The Wall Street journal recently had an article on The Risks of Buying a Home that is Too Big. It elicited a big – DUH – in the comments because their reasons were the obvious ones… more expensive to build, heat, furnish, maintain, and higher property taxes. What they didn’t explore was how to determine what the right size home is for you, your family, location, and budget. There are five major factors to consider in choosing the right sized house.
1. Who is going to live in the house most of the time? This is one of the key elements, a family of 5 will probably need more room that a family of 2 or 3. The larger family may need more bedrooms, a larger laundry room, and maybe a separate kid friendly space for playing. If the house is for a retired couple who are home most of the day, there might be a call for separate offices or hobby spaces. It is essential to spend time thinking about how the family will live in the house and what spaces are needed to enhance family harmony.
2. How and how often do you entertain? Houseguests two or three times a month require a different amount of space than a houseguest once or twice a year. Large dinner parties require space for guests to both mingle and sit down to eat.
3. How much stuff do you have? Unless you channel your inner Marie Kondō and get rid all of your possessions, most people have a fair amount of stuff. Categorize like items for storage and determine how they will be stored. We once included 500 square feet of storage just for the Christmas decorations for a client. The size of your furniture, area rugs and artwork will also determine the sizes of the spaces.
4. What is your budget? If you need more spaces than comfortably fit within your budget, it is best to see if rooms can be multi-functional. A once a year guest room can easily double as an office the other 51 weeks of the year.
5. What is the average size house in the neighborhood? We occasionally have clients who say “ I will move out of this house feet first and it is up to my heirs to worry about selling it.” That is the rare view; most homeowners do not want their house to be the biggest or most expensive in the neighborhood because of resale.

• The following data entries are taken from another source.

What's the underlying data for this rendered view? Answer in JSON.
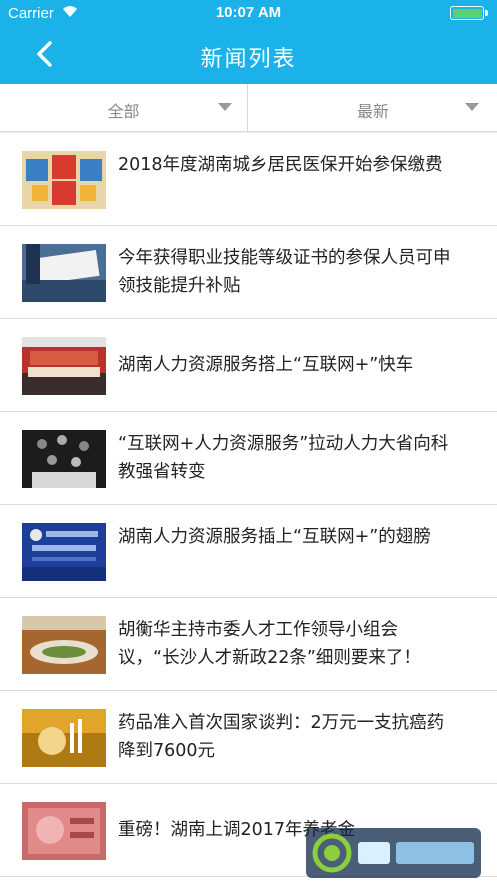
{
  "status": {
    "carrier": "Carrier",
    "time": "10:07 AM"
  },
  "nav": {
    "title": "新闻列表"
  },
  "filters": {
    "left": "全部",
    "right": "最新"
  },
  "news": [
    {
      "headline": "2018年度湖南城乡居民医保开始参保缴费"
    },
    {
      "headline": "今年获得职业技能等级证书的参保人员可申领技能提升补贴"
    },
    {
      "headline": "湖南人力资源服务搭上“互联网+”快车"
    },
    {
      "headline": "“互联网+人力资源服务”拉动人力大省向科教强省转变"
    },
    {
      "headline": "湖南人力资源服务插上“互联网+”的翅膀"
    },
    {
      "headline": "胡衡华主持市委人才工作领导小组会议，“长沙人才新政22条”细则要来了！"
    },
    {
      "headline": "药品准入首次国家谈判：2万元一支抗癌药降到7600元"
    },
    {
      "headline": "重磅！湖南上调2017年养老金"
    }
  ],
  "colors": {
    "nav_bg": "#1ab2e8",
    "battery_fill": "#57d36b"
  },
  "icons": {
    "back": "chevron-left-icon",
    "wifi": "wifi-icon",
    "dropdown": "triangle-down-icon"
  }
}
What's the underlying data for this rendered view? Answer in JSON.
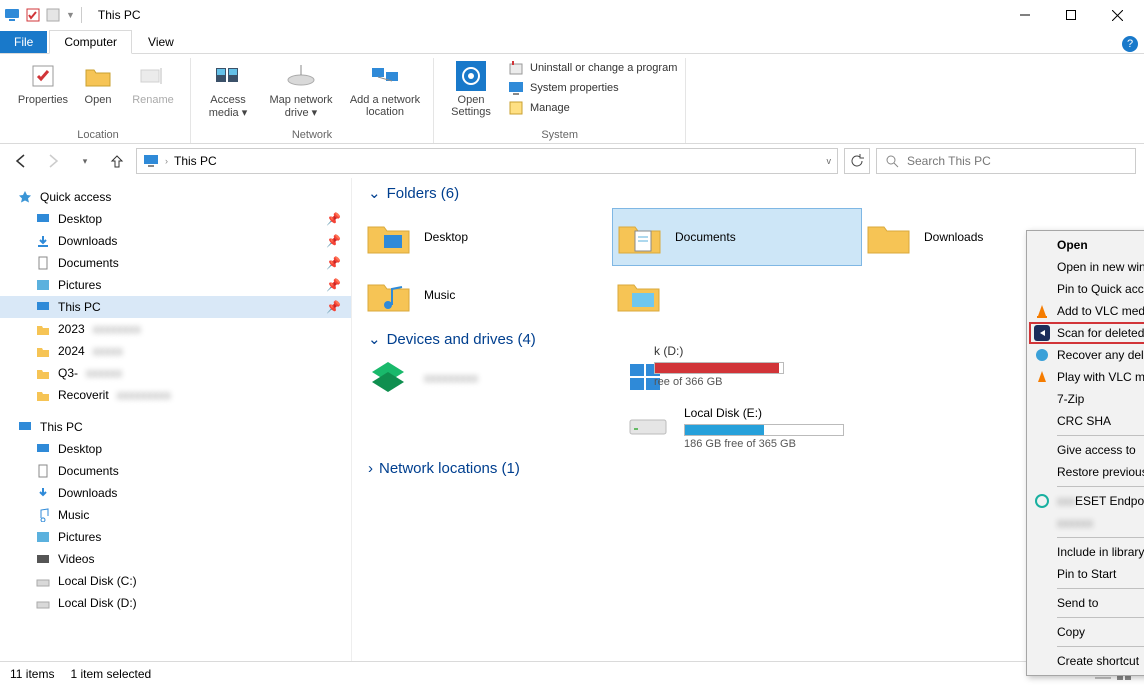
{
  "window": {
    "title": "This PC"
  },
  "tabs": {
    "file": "File",
    "computer": "Computer",
    "view": "View"
  },
  "ribbon": {
    "properties": "Properties",
    "open": "Open",
    "rename": "Rename",
    "access_media": "Access media ▾",
    "map_drive": "Map network drive ▾",
    "add_location": "Add a network location",
    "open_settings": "Open Settings",
    "uninstall": "Uninstall or change a program",
    "sysprops": "System properties",
    "manage": "Manage",
    "group_location": "Location",
    "group_network": "Network",
    "group_system": "System"
  },
  "breadcrumb": {
    "root": "This PC"
  },
  "search": {
    "placeholder": "Search This PC"
  },
  "nav": {
    "quick_access": "Quick access",
    "desktop": "Desktop",
    "downloads": "Downloads",
    "documents": "Documents",
    "pictures": "Pictures",
    "this_pc": "This PC",
    "y2023": "2023",
    "y2024": "2024",
    "q3": "Q3-",
    "recoverit": "Recoverit",
    "this_pc2": "This PC",
    "desktop2": "Desktop",
    "documents2": "Documents",
    "downloads2": "Downloads",
    "music": "Music",
    "pictures2": "Pictures",
    "videos": "Videos",
    "diskc": "Local Disk (C:)",
    "diskd": "Local Disk (D:)"
  },
  "sections": {
    "folders": "Folders (6)",
    "drives": "Devices and drives (4)",
    "network": "Network locations (1)"
  },
  "folders": {
    "desktop": "Desktop",
    "documents": "Documents",
    "downloads": "Downloads",
    "music": "Music"
  },
  "drives": {
    "e_label": "Local Disk (E:)",
    "e_free": "186 GB free of 365 GB",
    "d_label": "k (D:)",
    "d_free": "ree of 366 GB"
  },
  "context_menu": {
    "open": "Open",
    "open_new": "Open in new window",
    "pin_qa": "Pin to Quick access",
    "vlc_playlist": "Add to VLC media player's Playlist",
    "recoverit": "Scan for deleted files with Recoverit",
    "easeus": "Recover any deleted data with EaseUS",
    "vlc_play": "Play with VLC media player",
    "sevenzip": "7-Zip",
    "crc": "CRC SHA",
    "give_access": "Give access to",
    "restore": "Restore previous versions",
    "eset": "ESET Endpoint Antivirus",
    "include": "Include in library",
    "pin_start": "Pin to Start",
    "send_to": "Send to",
    "copy": "Copy",
    "shortcut": "Create shortcut"
  },
  "status": {
    "count": "11 items",
    "selected": "1 item selected"
  }
}
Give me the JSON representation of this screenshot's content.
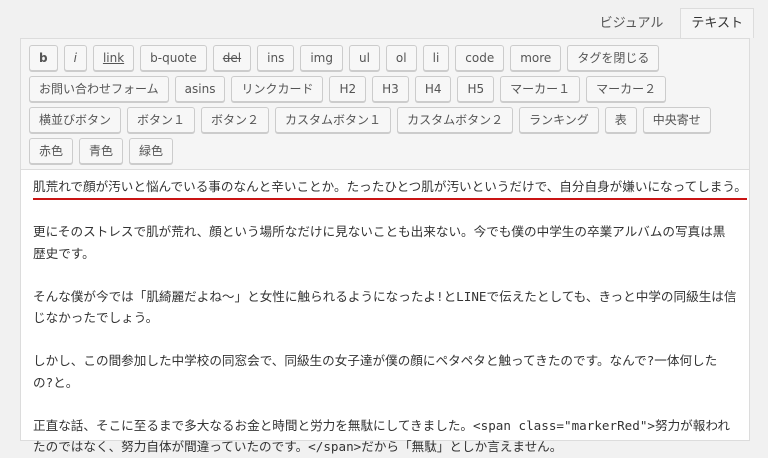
{
  "tabs": {
    "visual": "ビジュアル",
    "text": "テキスト"
  },
  "toolbar": {
    "rows": [
      [
        "b",
        "i",
        "link",
        "b-quote",
        "del",
        "ins",
        "img",
        "ul",
        "ol",
        "li",
        "code",
        "more",
        "タグを閉じる"
      ],
      [
        "お問い合わせフォーム",
        "asins",
        "リンクカード",
        "H2",
        "H3",
        "H4",
        "H5",
        "マーカー１",
        "マーカー２"
      ],
      [
        "横並びボタン",
        "ボタン１",
        "ボタン２",
        "カスタムボタン１",
        "カスタムボタン２",
        "ランキング",
        "表",
        "中央寄せ"
      ],
      [
        "赤色",
        "青色",
        "緑色"
      ]
    ]
  },
  "content": {
    "paragraphs": [
      "肌荒れで顔が汚いと悩んでいる事のなんと辛いことか。たったひとつ肌が汚いというだけで、自分自身が嫌いになってしまう。",
      "更にそのストレスで肌が荒れ、顔という場所なだけに見ないことも出来ない。今でも僕の中学生の卒業アルバムの写真は黒歴史です。",
      "そんな僕が今では「肌綺麗だよね〜」と女性に触られるようになったよ!とLINEで伝えたとしても、きっと中学の同級生は信じなかったでしょう。",
      "しかし、この間参加した中学校の同窓会で、同級生の女子達が僕の顔にペタペタと触ってきたのです。なんで?一体何したの?と。",
      "正直な話、そこに至るまで多大なるお金と時間と労力を無駄にしてきました。<span class=\"markerRed\">努力が報われたのではなく、努力自体が間違っていたのです。</span>だから「無駄」としか言えません。"
    ]
  },
  "colors": {
    "underline": "#c91414"
  }
}
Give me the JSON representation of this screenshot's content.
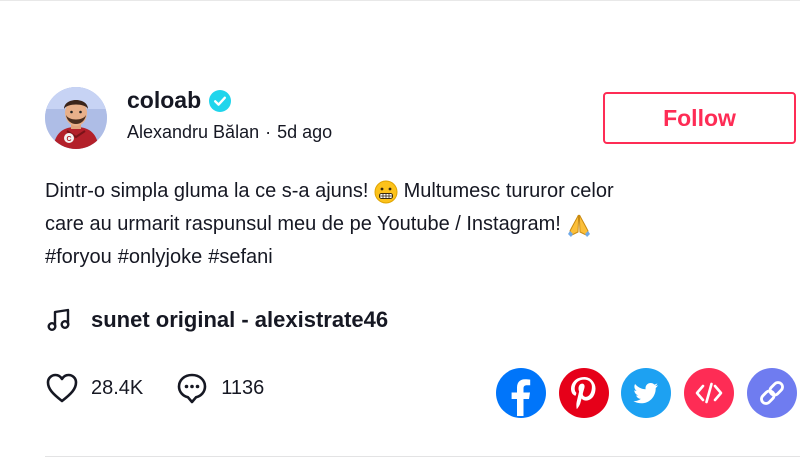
{
  "post": {
    "username": "coloab",
    "display_name": "Alexandru Bălan",
    "separator": "·",
    "time_ago": "5d ago",
    "follow_label": "Follow",
    "description_line1": "Dintr-o simpla gluma la ce s-a ajuns! ",
    "description_line1b": " Multumesc tururor celor",
    "description_line2": "care au urmarit raspunsul meu de pe Youtube / Instagram! ",
    "hashtags": [
      "#foryou",
      "#onlyjoke",
      "#sefani"
    ],
    "music": "sunet original - alexistrate46",
    "likes": "28.4K",
    "comments": "1136"
  },
  "icons": {
    "verified": "verified-badge-icon",
    "music": "music-note-icon",
    "like": "heart-icon",
    "comment": "comment-icon",
    "share_facebook": "facebook-icon",
    "share_pinterest": "pinterest-icon",
    "share_twitter": "twitter-icon",
    "share_embed": "embed-code-icon",
    "share_link": "link-icon"
  },
  "colors": {
    "accent": "#fe2c55",
    "verified": "#20d5ec",
    "facebook": "#0075fa",
    "pinterest": "#e60019",
    "twitter": "#1da1f2",
    "embed": "#fe2c55",
    "link": "#6f7cf0"
  }
}
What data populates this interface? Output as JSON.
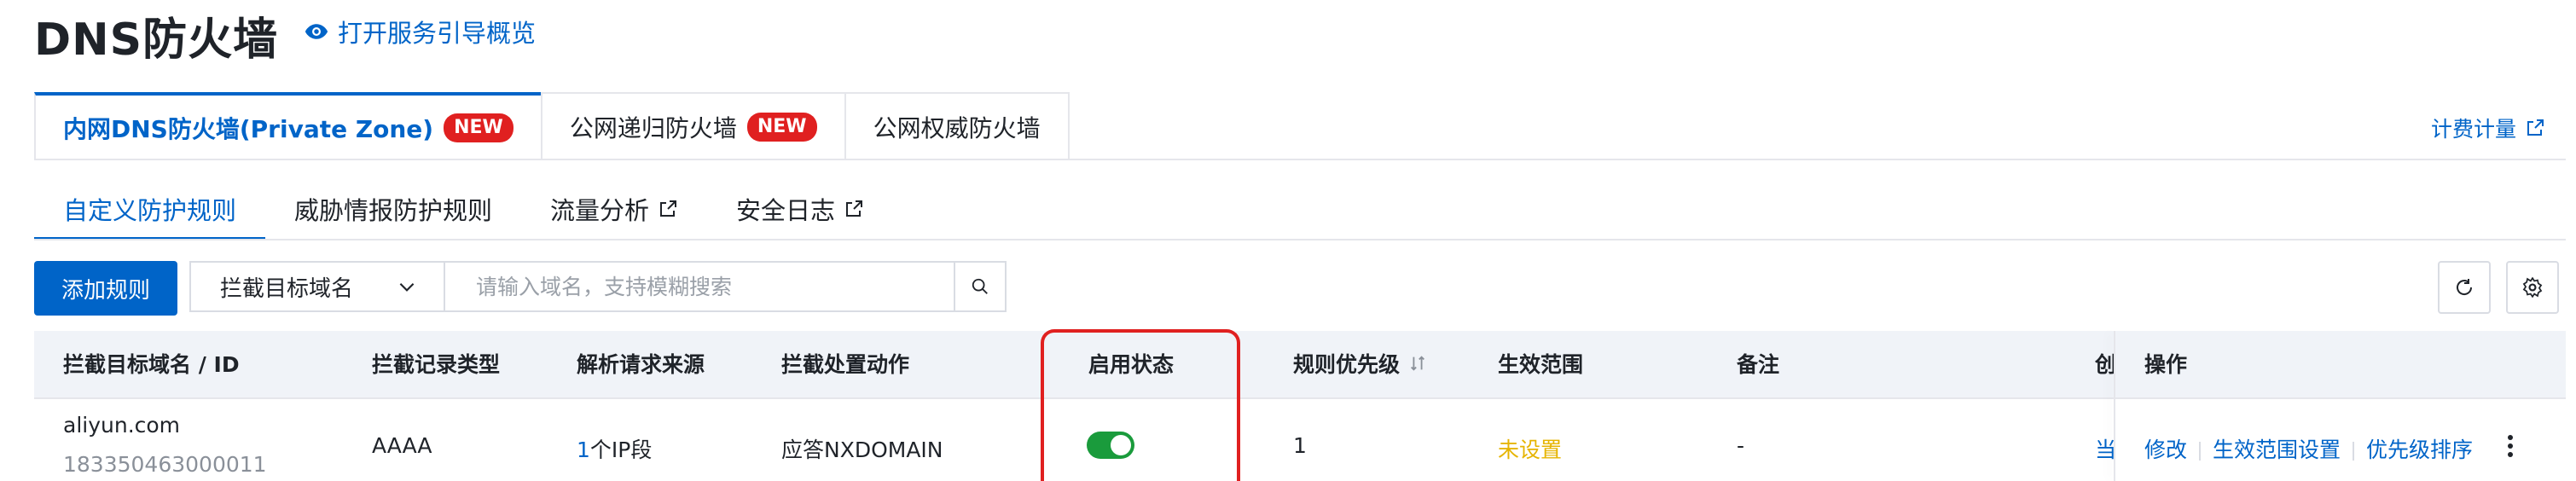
{
  "header": {
    "title": "DNS防火墙",
    "guide_link": "打开服务引导概览",
    "billing_link": "计费计量"
  },
  "top_tabs": [
    {
      "label": "内网DNS防火墙(Private Zone)",
      "badge": "NEW",
      "active": true
    },
    {
      "label": "公网递归防火墙",
      "badge": "NEW",
      "active": false
    },
    {
      "label": "公网权威防火墙",
      "badge": "",
      "active": false
    }
  ],
  "sub_tabs": [
    {
      "label": "自定义防护规则",
      "external": false,
      "active": true
    },
    {
      "label": "威胁情报防护规则",
      "external": false,
      "active": false
    },
    {
      "label": "流量分析",
      "external": true,
      "active": false
    },
    {
      "label": "安全日志",
      "external": true,
      "active": false
    }
  ],
  "toolbar": {
    "add_button": "添加规则",
    "filter_select": "拦截目标域名",
    "search_placeholder": "请输入域名，支持模糊搜索"
  },
  "table": {
    "columns": [
      "拦截目标域名 / ID",
      "拦截记录类型",
      "解析请求来源",
      "拦截处置动作",
      "启用状态",
      "规则优先级",
      "生效范围",
      "备注",
      "创",
      "操作"
    ],
    "priority_sort_icon": "sort-icon",
    "rows": [
      {
        "domain": "aliyun.com",
        "id": "183350463000011",
        "record_type": "AAAA",
        "source_count": "1",
        "source_suffix": "个IP段",
        "action": "应答NXDOMAIN",
        "enabled": true,
        "priority": "1",
        "scope": "未设置",
        "note": "-",
        "created_partial": "当",
        "ops": [
          "修改",
          "生效范围设置",
          "优先级排序"
        ]
      }
    ]
  },
  "colors": {
    "accent": "#0064c8",
    "badge": "#e02020",
    "toggle_on": "#1a9b3c",
    "scope_unset": "#e6b400",
    "highlight": "#e02020"
  }
}
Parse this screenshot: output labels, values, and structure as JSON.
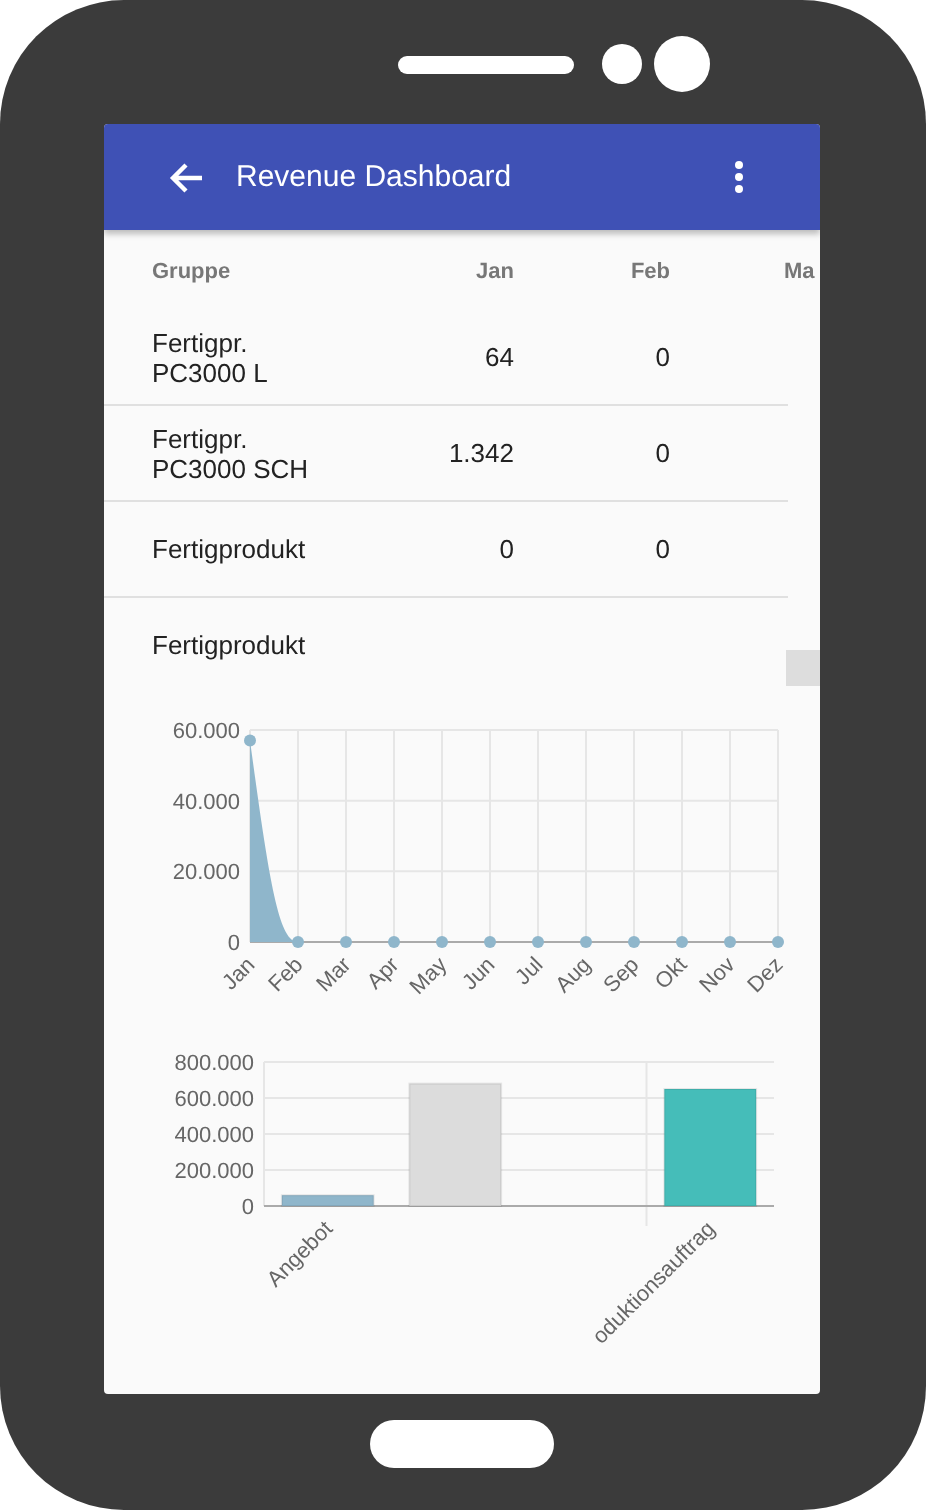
{
  "app_bar": {
    "title": "Revenue Dashboard"
  },
  "table": {
    "columns": [
      "Gruppe",
      "Jan",
      "Feb",
      "Ma"
    ],
    "rows": [
      {
        "cells": [
          "Fertigpr. PC3000 L",
          "64",
          "0"
        ]
      },
      {
        "cells": [
          "Fertigpr. PC3000 SCH",
          "1.342",
          "0"
        ]
      },
      {
        "cells": [
          "Fertigprodukt",
          "0",
          "0"
        ]
      },
      {
        "cells": [
          "Fertigprodukt"
        ]
      }
    ]
  },
  "line_chart": {
    "chart_data": {
      "type": "area",
      "categories": [
        "Jan",
        "Feb",
        "Mar",
        "Apr",
        "May",
        "Jun",
        "Jul",
        "Aug",
        "Sep",
        "Okt",
        "Nov",
        "Dez"
      ],
      "series": [
        {
          "color": "#8fb6cb",
          "values": [
            57000,
            0,
            0,
            0,
            0,
            0,
            0,
            0,
            0,
            0,
            0,
            0
          ]
        }
      ],
      "grid": true,
      "ylim": [
        0,
        60000
      ],
      "yticks": [
        {
          "value": 0,
          "label": "0"
        },
        {
          "value": 20000,
          "label": "20.000"
        },
        {
          "value": 40000,
          "label": "40.000"
        },
        {
          "value": 60000,
          "label": "60.000"
        }
      ]
    }
  },
  "bar_chart": {
    "chart_data": {
      "type": "bar",
      "categories": [
        "Angebot",
        null,
        null,
        "oduktionsauftrag"
      ],
      "series": [
        {
          "color": "#8fb6cb",
          "values": [
            60000,
            null,
            null,
            null
          ]
        },
        {
          "color": "#dcdcdc",
          "values": [
            null,
            680000,
            null,
            null
          ]
        },
        {
          "color": "#45bdb9",
          "values": [
            null,
            null,
            null,
            650000
          ]
        }
      ],
      "grid": true,
      "ylim": [
        0,
        800000
      ],
      "yticks": [
        {
          "value": 0,
          "label": "0"
        },
        {
          "value": 200000,
          "label": "200.000"
        },
        {
          "value": 400000,
          "label": "400.000"
        },
        {
          "value": 600000,
          "label": "600.000"
        },
        {
          "value": 800000,
          "label": "800.000"
        }
      ]
    }
  }
}
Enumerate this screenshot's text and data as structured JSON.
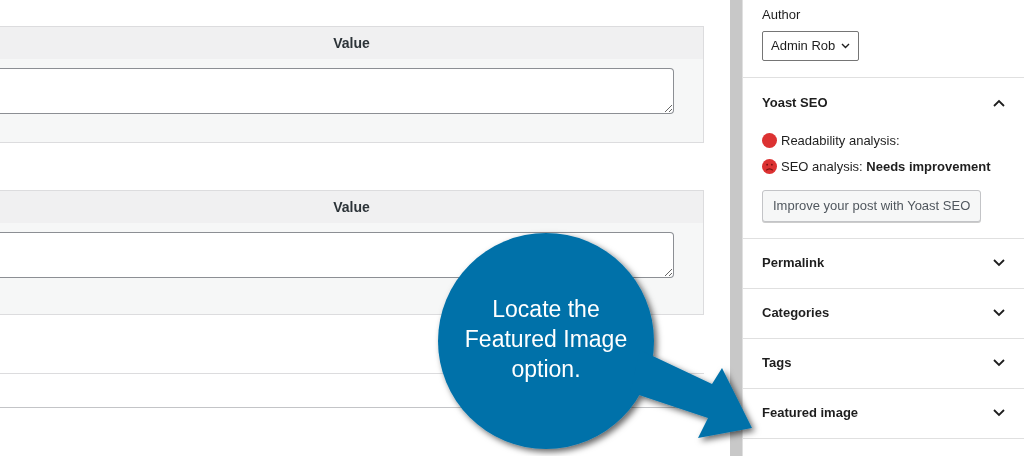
{
  "value_panels": [
    {
      "header": "Value"
    },
    {
      "header": "Value"
    }
  ],
  "sidebar": {
    "author": {
      "label": "Author",
      "value": "Admin Rob"
    },
    "yoast": {
      "title": "Yoast SEO",
      "expanded": true,
      "analyses": [
        {
          "kind": "dot",
          "label": "Readability analysis:"
        },
        {
          "kind": "face",
          "label": "SEO analysis:",
          "result": "Needs improvement"
        }
      ],
      "button": "Improve your post with Yoast SEO"
    },
    "panels": [
      {
        "title": "Permalink",
        "expanded": false
      },
      {
        "title": "Categories",
        "expanded": false
      },
      {
        "title": "Tags",
        "expanded": false
      },
      {
        "title": "Featured image",
        "expanded": false
      }
    ]
  },
  "callout": {
    "lines": [
      "Locate the",
      "Featured Image",
      "option."
    ]
  }
}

It is also important to realize that other than the working rooms of kitchens, baths and utility rooms, all other rooms are flexible in their function to fit your needs and lifestyle.